We use cookies to ensure that we give you the best experience on our website. By continuing to browse this repository, you give consent for essential cookies to be used. You can read more about our Privacy and Cookie Policy.

Durham Research Online
You are in:

Supramolecular gelation as the first stage in Ostwald’s rule.

Andrews, Jessica L. and Pearson, Emma and Yufit, Dmitry S. and Steed, Jonathan W. and Edkins, Katharina (2018) 'Supramolecular gelation as the first stage in Ostwald’s rule.', Crystal growth & design., 18 (12). pp. 7690-7700.


Ostwald’s rule of stages describes the observation that a metastable polymorph of a particular compound will crystallise before the thermodynamically stable form under the same conditions. Whilst traditionally applied to crystalline systems, there have been recent examples in which non-crystalline supramolecular assemblies transform according to this rule.
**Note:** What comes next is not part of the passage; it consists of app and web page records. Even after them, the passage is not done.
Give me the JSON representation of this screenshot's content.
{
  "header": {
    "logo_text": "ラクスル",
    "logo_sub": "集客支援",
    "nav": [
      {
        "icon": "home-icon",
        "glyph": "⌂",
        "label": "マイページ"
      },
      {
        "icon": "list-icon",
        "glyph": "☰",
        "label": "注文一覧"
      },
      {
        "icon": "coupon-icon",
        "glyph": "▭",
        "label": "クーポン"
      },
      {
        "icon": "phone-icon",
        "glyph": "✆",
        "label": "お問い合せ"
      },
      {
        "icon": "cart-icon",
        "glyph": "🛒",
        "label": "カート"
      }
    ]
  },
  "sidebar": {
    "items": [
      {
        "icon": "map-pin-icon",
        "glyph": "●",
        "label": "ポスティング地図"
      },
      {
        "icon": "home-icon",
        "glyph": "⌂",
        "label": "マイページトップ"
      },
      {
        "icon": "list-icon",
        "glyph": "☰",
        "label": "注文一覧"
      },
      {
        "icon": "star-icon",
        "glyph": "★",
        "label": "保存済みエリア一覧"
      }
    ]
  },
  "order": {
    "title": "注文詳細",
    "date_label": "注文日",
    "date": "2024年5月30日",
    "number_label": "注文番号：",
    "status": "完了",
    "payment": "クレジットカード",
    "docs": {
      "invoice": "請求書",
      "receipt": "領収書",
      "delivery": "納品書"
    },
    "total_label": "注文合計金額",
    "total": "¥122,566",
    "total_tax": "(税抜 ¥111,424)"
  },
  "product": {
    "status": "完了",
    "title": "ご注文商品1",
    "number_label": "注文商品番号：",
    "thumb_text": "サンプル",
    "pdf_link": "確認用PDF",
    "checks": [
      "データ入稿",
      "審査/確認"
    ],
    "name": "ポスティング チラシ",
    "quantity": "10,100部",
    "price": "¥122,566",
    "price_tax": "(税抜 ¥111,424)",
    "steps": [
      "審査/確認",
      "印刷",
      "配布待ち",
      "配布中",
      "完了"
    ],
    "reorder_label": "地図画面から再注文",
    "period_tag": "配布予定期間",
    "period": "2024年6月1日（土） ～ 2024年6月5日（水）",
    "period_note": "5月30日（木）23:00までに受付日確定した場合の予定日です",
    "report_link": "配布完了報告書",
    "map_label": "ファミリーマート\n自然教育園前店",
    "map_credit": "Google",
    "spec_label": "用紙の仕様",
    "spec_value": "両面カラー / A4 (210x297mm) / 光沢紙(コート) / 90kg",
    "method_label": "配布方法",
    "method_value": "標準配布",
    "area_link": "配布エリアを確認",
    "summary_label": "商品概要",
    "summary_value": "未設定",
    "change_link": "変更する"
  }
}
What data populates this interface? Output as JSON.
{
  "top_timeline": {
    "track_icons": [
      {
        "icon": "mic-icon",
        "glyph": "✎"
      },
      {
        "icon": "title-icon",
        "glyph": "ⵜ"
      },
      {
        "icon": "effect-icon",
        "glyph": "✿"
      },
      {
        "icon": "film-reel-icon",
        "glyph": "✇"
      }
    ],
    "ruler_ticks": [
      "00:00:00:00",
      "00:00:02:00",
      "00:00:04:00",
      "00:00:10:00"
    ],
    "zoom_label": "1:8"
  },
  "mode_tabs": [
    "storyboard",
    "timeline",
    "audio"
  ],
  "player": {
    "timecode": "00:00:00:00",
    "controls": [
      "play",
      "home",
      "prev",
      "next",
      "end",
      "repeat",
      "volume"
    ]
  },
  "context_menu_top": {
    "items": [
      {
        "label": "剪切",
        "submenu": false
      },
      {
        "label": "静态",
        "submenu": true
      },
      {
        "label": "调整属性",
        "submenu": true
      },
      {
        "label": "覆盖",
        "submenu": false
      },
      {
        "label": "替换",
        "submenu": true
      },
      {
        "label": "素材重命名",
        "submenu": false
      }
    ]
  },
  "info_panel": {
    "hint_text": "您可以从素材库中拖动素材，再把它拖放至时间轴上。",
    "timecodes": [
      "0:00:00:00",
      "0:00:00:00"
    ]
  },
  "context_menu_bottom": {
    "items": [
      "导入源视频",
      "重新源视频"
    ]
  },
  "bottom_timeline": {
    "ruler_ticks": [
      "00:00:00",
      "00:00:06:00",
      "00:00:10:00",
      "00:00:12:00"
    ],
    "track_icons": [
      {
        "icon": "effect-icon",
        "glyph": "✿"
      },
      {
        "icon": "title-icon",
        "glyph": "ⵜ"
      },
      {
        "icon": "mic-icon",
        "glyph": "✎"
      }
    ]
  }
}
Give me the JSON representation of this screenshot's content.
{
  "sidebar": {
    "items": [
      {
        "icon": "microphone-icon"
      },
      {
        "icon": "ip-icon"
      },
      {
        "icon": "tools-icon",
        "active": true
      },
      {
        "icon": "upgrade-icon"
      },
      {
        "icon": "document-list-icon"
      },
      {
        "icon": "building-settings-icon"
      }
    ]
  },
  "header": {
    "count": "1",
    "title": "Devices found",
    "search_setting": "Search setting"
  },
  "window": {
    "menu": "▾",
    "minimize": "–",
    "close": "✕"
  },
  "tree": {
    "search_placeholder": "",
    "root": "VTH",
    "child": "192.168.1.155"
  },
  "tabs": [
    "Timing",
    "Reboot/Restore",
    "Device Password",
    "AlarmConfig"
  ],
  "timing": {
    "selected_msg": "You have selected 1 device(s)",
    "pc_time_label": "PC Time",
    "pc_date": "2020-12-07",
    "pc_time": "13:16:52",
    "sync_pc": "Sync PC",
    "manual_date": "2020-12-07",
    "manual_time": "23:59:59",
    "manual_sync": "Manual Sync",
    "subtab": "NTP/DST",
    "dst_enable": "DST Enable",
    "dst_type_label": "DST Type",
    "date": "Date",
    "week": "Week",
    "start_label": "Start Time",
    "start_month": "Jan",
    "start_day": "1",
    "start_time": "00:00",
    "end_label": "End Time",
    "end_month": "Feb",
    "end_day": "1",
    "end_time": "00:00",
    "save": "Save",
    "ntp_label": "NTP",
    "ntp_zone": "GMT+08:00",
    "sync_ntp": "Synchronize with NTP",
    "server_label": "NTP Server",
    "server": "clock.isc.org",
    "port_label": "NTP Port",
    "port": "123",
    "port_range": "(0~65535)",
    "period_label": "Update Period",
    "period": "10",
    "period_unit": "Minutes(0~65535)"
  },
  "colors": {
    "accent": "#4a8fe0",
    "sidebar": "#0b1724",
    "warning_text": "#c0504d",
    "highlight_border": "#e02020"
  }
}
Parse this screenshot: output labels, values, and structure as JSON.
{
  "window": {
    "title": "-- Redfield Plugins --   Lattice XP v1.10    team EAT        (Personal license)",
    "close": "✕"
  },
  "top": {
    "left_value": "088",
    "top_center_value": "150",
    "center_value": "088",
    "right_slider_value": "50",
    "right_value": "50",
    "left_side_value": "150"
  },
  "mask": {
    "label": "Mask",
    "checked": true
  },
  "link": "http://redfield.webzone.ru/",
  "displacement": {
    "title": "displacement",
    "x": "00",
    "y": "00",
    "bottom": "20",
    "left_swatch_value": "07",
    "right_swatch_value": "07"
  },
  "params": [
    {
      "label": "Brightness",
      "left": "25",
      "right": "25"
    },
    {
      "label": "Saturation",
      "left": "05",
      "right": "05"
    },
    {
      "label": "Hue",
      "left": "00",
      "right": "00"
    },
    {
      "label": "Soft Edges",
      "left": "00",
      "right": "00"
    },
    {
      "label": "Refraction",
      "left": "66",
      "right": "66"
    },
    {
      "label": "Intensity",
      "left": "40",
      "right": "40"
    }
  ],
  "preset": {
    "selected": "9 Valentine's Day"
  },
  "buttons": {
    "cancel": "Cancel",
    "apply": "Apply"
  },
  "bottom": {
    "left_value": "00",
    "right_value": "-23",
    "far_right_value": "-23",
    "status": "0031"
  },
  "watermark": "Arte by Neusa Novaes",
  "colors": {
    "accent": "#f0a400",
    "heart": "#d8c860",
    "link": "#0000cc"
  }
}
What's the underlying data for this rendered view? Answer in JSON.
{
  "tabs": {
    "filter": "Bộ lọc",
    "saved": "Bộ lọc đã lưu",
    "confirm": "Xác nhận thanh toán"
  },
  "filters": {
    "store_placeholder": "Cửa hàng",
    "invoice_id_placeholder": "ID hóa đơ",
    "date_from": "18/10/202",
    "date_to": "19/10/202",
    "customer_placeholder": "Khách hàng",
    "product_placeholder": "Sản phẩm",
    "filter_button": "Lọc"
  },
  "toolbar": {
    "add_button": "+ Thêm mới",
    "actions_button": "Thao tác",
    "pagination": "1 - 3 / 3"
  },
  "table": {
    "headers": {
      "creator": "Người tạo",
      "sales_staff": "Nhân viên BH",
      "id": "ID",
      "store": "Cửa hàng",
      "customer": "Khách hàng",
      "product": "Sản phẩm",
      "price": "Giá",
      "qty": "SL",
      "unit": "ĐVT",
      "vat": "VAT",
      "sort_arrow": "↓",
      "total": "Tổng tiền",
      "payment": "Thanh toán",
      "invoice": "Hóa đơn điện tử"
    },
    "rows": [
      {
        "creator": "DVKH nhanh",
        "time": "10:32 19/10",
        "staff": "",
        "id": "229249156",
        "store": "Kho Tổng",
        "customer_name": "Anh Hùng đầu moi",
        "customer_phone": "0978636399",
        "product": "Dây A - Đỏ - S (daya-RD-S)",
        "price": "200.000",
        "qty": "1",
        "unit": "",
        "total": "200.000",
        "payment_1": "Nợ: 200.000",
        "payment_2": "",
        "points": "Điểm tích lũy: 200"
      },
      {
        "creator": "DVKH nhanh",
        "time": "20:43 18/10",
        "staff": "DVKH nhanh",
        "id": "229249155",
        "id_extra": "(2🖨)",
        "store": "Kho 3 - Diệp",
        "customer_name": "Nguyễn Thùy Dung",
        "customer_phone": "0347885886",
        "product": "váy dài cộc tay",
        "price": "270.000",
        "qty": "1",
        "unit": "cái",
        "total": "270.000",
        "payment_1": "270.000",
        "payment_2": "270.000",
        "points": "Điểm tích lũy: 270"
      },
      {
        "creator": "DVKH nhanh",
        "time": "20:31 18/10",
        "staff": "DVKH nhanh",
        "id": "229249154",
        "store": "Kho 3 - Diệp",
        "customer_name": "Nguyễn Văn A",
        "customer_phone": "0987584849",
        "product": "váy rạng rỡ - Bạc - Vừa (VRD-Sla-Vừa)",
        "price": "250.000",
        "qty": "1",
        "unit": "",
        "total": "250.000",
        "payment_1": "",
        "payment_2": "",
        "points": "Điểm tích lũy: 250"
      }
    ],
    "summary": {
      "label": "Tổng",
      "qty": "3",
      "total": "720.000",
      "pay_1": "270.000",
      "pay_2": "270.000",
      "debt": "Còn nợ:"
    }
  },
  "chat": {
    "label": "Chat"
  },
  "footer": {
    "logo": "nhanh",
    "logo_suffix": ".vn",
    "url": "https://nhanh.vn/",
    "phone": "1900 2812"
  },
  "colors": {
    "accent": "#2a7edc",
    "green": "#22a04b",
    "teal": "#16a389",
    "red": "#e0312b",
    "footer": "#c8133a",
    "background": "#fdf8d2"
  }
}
In this work we report the highly selective organogelation behaviour of a mono-iodinated 2,4,5-triphenylimidazole (lophine) derivative (I-TPI). The gel emerges as a kinetically trapped intermediate, prior to the crystallisation of a series of increasingly stable methanol solvates. As such, we describe the supramolecular gel as a pre-crystalline phase, representing the first of Ostwald’s stages for this system. Similar behaviour can be observed when the gel is used as a medium for pharmaceutical crystallisation of diatrizoic acid (DTA). In this case, two solid forms are produced, both containing molecules of DTA, I-TPI and methanol in different stoichiometries, and once again crystallising in sequence according to Ostwald’s rule. These results demonstrate that supramolecular gelation may be considered the first stage in the stepwise crystallisation of a gelator, as governed by Ostwald’s rule, and that this behaviour also applies to multi-component systems, facilitating the production of metastable pharmaceutical solid forms.

Item Type:Article
Full text:(AM) Accepted Manuscript
Download PDF
Publisher Web site:
Publisher statement:This document is the Accepted Manuscript version of a Published Work that appeared in final form in Crystal growth & design copyright © American Chemical Society after peer review and technical editing by the publisher. To access the final edited and published work see
Date accepted:08 November 2018
Date deposited:13 November 2018
Date of first online publication:08 November 2018
Date first made open access:08 November 2019

Save or Share this output

Look up in GoogleScholar